Do Your Part To Control Erosion
has long been the single word most identified with the Puget
Sound region. In a watershed that consists largely of forest
land and farmland, most rain soaks slowly into the ground and
gradually drains to nearby surface waters or into the groundwater.
As forests and hillsides are cleared and wetlands are filled
for development, more of the water runs off instead of soaking
into the ground. As the Puget Sound basin has developed, changes
in land use have increased seasonal flooding.
parking lots, sidewalks, driveways and other hard surfaces are
impervious to rain. Virtually all of the rain that falls on these
surfaces has nowhere to go but downhill, fast. As a result, flooding
increases in frequency and severity. A short, intense rainstorm
that only slightly raised water levels in the past, now turns
a stream into a torrent. The speed of water moving across the
land and in the streams increases and accelerates soil erosion.
Much of the
soil washed off vacant lots, cleared land, uncontrolled construction
sites, and from road cuts is carried into streams and can eventually
reach Puget Sound. In streams, this sediment smothers plants and
animals that live in the shallows and clogs the clean gravel needed
by spawning salmon. In bays and inlets of the Sound, this sediment
smothers lingcod spawning grounds and eelgrass beds. This runoff
may also include a variety of pollutants. Metals from downspouts
and pipes, paints, brake linings, engine drippings and tires join
nutrients from lawn fertilizers, detergents, animal wastes, and
failing septic tanks. Bacteria and oxygen-demanding substances
from farm animal and pet waste, failing septic systems and combined
sewer outflows are carried downstream by the runoff. As if these
weren't enough, oil and grease from parking lots, roads, service
stations and illegal disposal of waste oil into storm drains combines
with other toxic chemicals that may be released from industrial
and commercial businesses.
with Surface Runoff
What can be done to treat these rainy day blues? Natural wetlands
slow the flow of runoff and filter pollutants from the water passing
through them. Help to preserve wetlands in your neighborhood and
throughout Puget Sound. When development occurs, insist that best
management practices be used. These include detention ponds which

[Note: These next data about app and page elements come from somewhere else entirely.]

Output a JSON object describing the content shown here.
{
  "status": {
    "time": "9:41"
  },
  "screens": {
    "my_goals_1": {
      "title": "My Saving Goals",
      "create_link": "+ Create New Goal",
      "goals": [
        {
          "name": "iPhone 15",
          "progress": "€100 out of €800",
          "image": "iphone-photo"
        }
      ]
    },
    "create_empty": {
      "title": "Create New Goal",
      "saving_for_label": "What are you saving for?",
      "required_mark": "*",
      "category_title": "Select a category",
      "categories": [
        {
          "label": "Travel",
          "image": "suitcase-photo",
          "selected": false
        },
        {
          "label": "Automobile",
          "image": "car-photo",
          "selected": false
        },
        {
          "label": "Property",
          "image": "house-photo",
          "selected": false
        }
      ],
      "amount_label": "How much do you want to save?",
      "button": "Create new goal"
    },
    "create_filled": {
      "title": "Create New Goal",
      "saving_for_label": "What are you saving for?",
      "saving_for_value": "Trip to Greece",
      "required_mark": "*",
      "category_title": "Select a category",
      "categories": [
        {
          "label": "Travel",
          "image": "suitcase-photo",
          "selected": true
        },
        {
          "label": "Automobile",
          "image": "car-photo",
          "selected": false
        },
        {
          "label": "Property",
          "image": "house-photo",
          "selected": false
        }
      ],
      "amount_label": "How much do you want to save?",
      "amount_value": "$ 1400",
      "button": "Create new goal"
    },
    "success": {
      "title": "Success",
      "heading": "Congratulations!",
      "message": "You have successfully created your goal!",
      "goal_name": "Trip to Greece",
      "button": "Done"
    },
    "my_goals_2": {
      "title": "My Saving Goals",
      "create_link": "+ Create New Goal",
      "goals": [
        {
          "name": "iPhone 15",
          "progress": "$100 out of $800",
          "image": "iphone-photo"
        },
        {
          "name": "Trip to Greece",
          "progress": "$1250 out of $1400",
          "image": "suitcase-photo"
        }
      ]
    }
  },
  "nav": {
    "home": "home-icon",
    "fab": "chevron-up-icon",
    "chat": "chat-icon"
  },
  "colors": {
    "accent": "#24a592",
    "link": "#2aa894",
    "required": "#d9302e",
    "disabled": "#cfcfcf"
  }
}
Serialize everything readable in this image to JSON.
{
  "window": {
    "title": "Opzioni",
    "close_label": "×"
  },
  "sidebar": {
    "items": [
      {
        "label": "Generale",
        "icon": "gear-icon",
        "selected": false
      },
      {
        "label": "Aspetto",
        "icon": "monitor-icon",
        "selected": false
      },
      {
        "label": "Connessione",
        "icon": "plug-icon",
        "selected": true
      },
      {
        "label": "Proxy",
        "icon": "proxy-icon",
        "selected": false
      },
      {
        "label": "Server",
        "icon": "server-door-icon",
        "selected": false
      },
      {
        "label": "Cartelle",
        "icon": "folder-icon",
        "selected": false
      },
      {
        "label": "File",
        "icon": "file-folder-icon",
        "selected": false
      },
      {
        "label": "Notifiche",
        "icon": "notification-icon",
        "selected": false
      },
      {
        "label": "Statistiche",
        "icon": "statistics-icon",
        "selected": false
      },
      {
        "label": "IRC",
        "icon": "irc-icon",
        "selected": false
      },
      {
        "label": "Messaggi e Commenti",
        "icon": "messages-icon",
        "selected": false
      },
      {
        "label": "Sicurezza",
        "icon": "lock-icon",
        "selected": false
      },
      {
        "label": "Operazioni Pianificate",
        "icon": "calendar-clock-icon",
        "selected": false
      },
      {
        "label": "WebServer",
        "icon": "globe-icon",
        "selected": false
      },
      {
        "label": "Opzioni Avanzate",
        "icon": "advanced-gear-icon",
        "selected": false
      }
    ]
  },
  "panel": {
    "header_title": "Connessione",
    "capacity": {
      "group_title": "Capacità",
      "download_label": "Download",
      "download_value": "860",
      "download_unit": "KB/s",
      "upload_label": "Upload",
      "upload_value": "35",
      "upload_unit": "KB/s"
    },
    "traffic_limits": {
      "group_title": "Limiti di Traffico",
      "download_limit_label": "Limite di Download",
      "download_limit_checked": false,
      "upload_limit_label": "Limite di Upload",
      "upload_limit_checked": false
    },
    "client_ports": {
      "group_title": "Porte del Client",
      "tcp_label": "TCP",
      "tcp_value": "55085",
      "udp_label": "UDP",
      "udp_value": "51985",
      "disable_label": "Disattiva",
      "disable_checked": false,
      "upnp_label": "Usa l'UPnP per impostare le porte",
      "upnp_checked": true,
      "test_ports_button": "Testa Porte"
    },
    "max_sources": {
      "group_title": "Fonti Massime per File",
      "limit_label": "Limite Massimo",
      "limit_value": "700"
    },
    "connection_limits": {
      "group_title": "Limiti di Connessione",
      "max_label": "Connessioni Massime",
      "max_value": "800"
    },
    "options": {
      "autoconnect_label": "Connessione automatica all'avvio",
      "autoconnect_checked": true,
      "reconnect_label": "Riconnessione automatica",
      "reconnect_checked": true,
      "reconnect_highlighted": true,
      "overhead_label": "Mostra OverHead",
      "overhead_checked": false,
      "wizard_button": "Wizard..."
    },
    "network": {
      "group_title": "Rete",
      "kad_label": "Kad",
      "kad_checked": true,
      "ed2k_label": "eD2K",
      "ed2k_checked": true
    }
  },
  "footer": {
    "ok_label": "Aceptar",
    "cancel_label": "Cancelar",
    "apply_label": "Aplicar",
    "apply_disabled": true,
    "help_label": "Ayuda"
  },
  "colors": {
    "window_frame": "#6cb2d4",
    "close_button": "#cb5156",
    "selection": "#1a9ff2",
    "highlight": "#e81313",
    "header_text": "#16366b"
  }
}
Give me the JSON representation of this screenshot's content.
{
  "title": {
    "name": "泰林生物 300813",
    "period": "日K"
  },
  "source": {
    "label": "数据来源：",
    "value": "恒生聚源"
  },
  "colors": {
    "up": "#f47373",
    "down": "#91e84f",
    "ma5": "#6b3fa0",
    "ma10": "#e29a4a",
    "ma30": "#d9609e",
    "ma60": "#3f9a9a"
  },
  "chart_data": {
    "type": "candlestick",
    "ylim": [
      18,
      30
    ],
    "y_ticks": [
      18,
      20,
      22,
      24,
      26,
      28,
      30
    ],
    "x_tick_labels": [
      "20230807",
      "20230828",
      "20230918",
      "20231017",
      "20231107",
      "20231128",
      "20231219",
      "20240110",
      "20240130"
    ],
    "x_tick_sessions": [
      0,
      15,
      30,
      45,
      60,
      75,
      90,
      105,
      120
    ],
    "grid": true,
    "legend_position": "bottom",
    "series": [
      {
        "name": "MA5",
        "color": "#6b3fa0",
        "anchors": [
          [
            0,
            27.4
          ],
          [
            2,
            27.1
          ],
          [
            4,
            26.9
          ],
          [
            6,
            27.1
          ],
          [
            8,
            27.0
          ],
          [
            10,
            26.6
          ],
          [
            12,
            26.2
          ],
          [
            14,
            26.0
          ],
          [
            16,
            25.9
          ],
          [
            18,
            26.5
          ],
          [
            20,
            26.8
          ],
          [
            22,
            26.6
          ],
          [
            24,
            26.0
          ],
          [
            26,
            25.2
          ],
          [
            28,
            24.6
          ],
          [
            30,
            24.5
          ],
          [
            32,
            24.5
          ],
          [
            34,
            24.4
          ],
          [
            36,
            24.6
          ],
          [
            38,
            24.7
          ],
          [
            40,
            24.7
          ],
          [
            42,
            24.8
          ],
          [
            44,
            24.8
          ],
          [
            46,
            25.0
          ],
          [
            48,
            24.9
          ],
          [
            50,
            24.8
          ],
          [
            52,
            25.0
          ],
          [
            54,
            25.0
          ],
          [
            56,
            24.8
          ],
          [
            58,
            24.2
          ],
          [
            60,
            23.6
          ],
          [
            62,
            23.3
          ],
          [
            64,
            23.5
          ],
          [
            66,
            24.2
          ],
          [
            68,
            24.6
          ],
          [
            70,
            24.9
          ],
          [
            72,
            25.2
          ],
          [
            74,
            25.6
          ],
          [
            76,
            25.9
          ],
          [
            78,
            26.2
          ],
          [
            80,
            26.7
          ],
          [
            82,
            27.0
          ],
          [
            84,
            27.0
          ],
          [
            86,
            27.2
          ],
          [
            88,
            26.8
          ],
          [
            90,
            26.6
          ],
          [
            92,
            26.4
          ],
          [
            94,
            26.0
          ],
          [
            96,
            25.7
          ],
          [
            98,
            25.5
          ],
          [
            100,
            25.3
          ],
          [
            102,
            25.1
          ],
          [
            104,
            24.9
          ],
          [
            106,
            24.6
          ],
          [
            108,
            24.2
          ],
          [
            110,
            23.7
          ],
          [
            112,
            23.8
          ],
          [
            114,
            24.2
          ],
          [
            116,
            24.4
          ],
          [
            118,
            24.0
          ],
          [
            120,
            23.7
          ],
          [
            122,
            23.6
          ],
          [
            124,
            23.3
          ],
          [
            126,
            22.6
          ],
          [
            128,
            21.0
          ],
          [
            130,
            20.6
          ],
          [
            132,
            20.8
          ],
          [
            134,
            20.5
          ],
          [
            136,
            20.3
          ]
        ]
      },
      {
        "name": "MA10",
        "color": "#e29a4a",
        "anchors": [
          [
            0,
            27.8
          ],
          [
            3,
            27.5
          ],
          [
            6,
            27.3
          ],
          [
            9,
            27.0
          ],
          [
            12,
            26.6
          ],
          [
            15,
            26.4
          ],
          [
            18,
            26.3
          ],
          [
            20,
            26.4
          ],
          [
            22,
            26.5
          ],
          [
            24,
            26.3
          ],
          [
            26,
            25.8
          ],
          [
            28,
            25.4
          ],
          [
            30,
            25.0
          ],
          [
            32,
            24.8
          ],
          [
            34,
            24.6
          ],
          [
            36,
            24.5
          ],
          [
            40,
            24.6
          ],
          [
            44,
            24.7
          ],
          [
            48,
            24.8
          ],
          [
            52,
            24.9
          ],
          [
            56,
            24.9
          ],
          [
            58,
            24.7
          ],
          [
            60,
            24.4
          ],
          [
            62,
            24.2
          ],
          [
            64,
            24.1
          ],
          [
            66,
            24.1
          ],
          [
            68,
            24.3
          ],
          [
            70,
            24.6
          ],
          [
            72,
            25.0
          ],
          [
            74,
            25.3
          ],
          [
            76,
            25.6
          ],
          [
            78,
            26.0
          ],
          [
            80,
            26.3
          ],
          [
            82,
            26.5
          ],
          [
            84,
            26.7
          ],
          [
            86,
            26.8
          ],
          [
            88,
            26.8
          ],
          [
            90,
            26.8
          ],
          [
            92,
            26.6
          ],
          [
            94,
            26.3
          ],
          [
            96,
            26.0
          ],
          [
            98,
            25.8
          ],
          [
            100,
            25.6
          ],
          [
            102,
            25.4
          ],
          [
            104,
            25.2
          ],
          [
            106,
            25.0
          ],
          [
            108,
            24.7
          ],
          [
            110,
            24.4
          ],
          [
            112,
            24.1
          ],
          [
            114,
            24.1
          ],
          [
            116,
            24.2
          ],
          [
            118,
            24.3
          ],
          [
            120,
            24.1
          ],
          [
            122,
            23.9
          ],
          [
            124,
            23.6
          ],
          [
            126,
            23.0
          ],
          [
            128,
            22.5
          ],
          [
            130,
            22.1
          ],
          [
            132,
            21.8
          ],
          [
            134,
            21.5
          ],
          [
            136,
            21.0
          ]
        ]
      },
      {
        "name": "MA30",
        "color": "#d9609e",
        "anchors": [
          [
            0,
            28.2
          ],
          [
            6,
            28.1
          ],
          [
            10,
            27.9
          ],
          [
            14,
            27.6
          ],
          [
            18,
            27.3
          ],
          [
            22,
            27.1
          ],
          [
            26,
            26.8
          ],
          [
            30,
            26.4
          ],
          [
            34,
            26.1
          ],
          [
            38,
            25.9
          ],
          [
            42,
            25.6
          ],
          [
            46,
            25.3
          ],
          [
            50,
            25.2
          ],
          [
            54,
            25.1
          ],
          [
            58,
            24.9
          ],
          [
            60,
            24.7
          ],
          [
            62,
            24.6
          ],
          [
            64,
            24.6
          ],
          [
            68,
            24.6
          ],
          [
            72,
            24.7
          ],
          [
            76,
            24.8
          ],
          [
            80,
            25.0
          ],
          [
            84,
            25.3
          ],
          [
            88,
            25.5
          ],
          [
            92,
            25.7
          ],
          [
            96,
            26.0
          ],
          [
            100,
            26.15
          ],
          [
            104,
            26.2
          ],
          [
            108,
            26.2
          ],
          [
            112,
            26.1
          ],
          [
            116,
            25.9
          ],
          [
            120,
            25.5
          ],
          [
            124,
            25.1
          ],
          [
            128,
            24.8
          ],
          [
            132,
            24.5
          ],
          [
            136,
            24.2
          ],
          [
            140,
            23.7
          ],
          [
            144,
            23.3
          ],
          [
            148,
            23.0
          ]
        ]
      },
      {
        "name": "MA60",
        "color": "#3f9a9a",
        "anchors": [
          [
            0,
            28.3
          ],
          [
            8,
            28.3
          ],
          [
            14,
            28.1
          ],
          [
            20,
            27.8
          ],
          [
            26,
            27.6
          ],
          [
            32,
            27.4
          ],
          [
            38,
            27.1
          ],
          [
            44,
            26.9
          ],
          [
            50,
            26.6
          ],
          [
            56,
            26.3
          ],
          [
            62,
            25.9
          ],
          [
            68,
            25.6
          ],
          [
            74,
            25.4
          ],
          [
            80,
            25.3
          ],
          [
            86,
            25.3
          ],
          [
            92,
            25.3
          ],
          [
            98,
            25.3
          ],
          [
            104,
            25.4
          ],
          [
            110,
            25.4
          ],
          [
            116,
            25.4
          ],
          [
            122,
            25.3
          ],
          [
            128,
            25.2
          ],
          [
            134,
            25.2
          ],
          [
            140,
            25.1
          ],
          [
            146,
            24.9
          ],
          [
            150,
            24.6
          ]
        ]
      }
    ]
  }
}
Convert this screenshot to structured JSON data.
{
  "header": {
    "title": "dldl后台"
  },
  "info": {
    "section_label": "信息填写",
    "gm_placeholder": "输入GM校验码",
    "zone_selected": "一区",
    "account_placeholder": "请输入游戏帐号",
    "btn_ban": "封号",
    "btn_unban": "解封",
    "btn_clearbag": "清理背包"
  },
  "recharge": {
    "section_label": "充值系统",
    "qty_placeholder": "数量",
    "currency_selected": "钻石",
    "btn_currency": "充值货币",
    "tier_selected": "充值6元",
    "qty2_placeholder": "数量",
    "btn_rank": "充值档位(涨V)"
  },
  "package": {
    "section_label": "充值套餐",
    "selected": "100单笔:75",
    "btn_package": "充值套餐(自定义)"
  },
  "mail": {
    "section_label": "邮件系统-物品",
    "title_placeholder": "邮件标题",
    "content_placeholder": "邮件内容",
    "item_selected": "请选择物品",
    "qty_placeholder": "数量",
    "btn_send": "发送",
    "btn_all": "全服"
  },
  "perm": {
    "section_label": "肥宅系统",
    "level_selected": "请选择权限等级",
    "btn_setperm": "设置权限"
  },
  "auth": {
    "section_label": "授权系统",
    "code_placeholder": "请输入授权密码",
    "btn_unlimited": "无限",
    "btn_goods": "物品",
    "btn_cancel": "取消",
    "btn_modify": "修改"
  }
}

allow pollutants to settle, infiltration devices which channel
runoff through the soil layer, and grassy swales which use vegetation
to filter runoff.
your use of impervious surfaces. Use spaced paving stones instead
of concrete, ground cover instead of grass, and pervious asphalt
instead of standard.
grass along and in drainage ditches or channels to slow the
rate of runoff and help filter pollutants.
impermeable surfaces are used, divert rain from the paved surfaces
onto grass or into vegetation to permit gradual absorption.
grass-lined swales, berms, and basins to control runoff on your
property, reduce its speed, and increase the time over which
the runoff is released.
the established trees around your home and in your neighborhood.
Plant new trees and shrubs to encourage excess rainwater to
filter slowly into the soil. Plant and maintain a vegetated
buffer strip at the base of steep slopes and along water bodies.
bare patches in your lawn as soon as possible and minimize bare
soil in your garden to avoid erosion.
gravel trenches along driveways or patios to collect water and
allow it to filter into the soil. To be most effective, trenches
should be one foot wide by three feet deep. Grass swales, low
areas in the lawn, can be used to move water from one area to
you build a new home, ask your builder to leave as much of the
original vegetation as possible on site. Before you start construction
grading, acquire a copy of the Associated General Contractors
booklet, Waste Disposal and Erosion and Sediment Control Methods,
by calling (206) 284 -0061. Read the booklet and share it with
Because so many of our human landscape features are impervious,
a few words about using paving surfaces that allow rainwater to
soak into the ground seem in order. There are many materials that
provide the durability of concrete while allowing rainwater to
filter into ground.
interlocking pavers, precast concrete lattice pavers, or flat
stones make an attractive, durable walkway. If placed on well
drained soil or on a sand or gravel bed, these modular pavers
allow rainwater infiltration. To control weeds growing in the
spaces between the pavers, consider Corsican mint or moss as a
natural way to crowd out weeds and add beauty to the paved area.
decks, usually installed for their functional good looks, can
serve as a form of porous pavement. Redwood, cedar, or treated
wood are as durable as most other paving surfaces. The spacing
in the decking allows rainwater to drain directly onto the soil
surface and soak into the ground. Maintaining the distance between
the soil surface and the decking recommended by your county building
department will minimize risk of wood rot.
materials are also becoming available. For example, porous asphalt
is similar to conventional asphalt in durability and cost. You
can use porous asphalt on your new driveway and encourage its
use on streets and parking lots in your community. For specifics,
call the Washington office of the Asphalt Institute at (859) 288-4960
or the Washington
Department of Ecology at (360) 407-6000..